:: RECORDED DATA ::
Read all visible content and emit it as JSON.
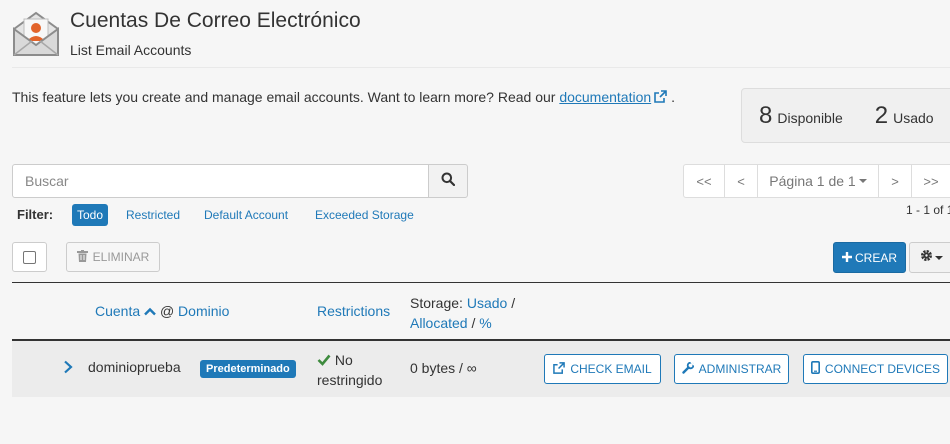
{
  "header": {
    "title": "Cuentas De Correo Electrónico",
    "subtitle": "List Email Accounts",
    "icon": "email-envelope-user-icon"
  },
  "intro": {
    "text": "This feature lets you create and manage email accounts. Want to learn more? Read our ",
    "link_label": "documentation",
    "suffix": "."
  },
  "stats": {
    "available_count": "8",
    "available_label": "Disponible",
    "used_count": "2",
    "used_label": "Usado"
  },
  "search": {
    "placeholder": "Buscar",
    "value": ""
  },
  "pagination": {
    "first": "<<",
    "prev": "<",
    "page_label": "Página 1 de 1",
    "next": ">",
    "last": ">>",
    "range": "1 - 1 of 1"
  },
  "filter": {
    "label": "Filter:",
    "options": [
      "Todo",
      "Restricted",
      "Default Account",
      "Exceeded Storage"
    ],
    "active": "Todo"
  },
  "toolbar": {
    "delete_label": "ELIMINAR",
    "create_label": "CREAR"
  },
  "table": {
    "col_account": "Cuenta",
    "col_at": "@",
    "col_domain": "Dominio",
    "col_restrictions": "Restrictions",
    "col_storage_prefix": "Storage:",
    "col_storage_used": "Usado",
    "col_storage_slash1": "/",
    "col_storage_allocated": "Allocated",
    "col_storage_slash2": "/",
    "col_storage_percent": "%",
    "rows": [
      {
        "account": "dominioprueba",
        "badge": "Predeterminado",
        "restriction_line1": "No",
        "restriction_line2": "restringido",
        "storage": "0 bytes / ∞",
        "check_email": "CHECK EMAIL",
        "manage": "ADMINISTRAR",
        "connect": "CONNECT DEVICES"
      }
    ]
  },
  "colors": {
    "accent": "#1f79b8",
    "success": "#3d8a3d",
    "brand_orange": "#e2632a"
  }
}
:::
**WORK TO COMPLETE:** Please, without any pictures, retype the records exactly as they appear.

**RESPONSE TO THIS EXERCISE:**
Read all visible content and emit it as JSON.
{
  "header": {
    "title": "Cuentas De Correo Electrónico",
    "subtitle": "List Email Accounts",
    "icon": "email-envelope-user-icon"
  },
  "intro": {
    "text": "This feature lets you create and manage email accounts. Want to learn more? Read our ",
    "link_label": "documentation",
    "suffix": "."
  },
  "stats": {
    "available_count": "8",
    "available_label": "Disponible",
    "used_count": "2",
    "used_label": "Usado"
  },
  "search": {
    "placeholder": "Buscar",
    "value": ""
  },
  "pagination": {
    "first": "<<",
    "prev": "<",
    "page_label": "Página 1 de 1",
    "next": ">",
    "last": ">>",
    "range": "1 - 1 of 1"
  },
  "filter": {
    "label": "Filter:",
    "options": [
      "Todo",
      "Restricted",
      "Default Account",
      "Exceeded Storage"
    ],
    "active": "Todo"
  },
  "toolbar": {
    "delete_label": "ELIMINAR",
    "create_label": "CREAR"
  },
  "table": {
    "col_account": "Cuenta",
    "col_at": "@",
    "col_domain": "Dominio",
    "col_restrictions": "Restrictions",
    "col_storage_prefix": "Storage:",
    "col_storage_used": "Usado",
    "col_storage_slash1": "/",
    "col_storage_allocated": "Allocated",
    "col_storage_slash2": "/",
    "col_storage_percent": "%",
    "rows": [
      {
        "account": "dominioprueba",
        "badge": "Predeterminado",
        "restriction_line1": "No",
        "restriction_line2": "restringido",
        "storage": "0 bytes / ∞",
        "check_email": "CHECK EMAIL",
        "manage": "ADMINISTRAR",
        "connect": "CONNECT DEVICES"
      }
    ]
  },
  "colors": {
    "accent": "#1f79b8",
    "success": "#3d8a3d",
    "brand_orange": "#e2632a"
  }
}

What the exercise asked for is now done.